**Given information**.

Content starts

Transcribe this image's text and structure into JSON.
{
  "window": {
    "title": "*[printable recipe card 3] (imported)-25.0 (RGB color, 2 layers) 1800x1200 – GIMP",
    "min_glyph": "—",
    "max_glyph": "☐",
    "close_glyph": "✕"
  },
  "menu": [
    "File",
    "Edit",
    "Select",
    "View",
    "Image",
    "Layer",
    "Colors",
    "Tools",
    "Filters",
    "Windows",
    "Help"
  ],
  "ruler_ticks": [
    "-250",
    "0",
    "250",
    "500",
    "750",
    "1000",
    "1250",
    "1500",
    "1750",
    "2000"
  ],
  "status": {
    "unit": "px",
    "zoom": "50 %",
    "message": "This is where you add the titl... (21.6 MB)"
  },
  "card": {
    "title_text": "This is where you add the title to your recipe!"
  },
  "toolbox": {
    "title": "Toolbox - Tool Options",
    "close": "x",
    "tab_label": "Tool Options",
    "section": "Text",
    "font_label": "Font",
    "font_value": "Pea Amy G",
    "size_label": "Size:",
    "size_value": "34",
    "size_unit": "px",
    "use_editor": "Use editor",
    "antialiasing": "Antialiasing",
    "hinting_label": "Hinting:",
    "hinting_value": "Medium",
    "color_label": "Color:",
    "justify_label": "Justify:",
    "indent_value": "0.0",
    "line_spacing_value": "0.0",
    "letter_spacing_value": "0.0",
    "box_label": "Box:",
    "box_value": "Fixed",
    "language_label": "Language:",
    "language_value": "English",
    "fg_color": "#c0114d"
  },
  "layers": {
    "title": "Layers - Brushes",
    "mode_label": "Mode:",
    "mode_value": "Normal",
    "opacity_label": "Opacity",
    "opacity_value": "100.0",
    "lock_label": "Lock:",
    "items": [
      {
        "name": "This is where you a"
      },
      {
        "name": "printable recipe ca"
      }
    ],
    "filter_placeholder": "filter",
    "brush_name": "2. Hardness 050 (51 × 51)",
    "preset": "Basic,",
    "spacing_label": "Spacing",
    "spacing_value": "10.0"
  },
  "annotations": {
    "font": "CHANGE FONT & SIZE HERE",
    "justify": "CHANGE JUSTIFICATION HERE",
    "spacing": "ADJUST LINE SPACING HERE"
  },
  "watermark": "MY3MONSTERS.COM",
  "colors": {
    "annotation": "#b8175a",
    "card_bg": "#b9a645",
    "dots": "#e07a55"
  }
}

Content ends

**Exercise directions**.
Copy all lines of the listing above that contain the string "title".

**Answer to this task**.
    "title": "*[printable recipe card 3] (imported)-25.0 (RGB color, 2 layers) 1800x1200 – GIMP",
    "title_text": "This is where you add the title to your recipe!"
    "title": "Toolbox - Tool Options",
    "title": "Layers - Brushes",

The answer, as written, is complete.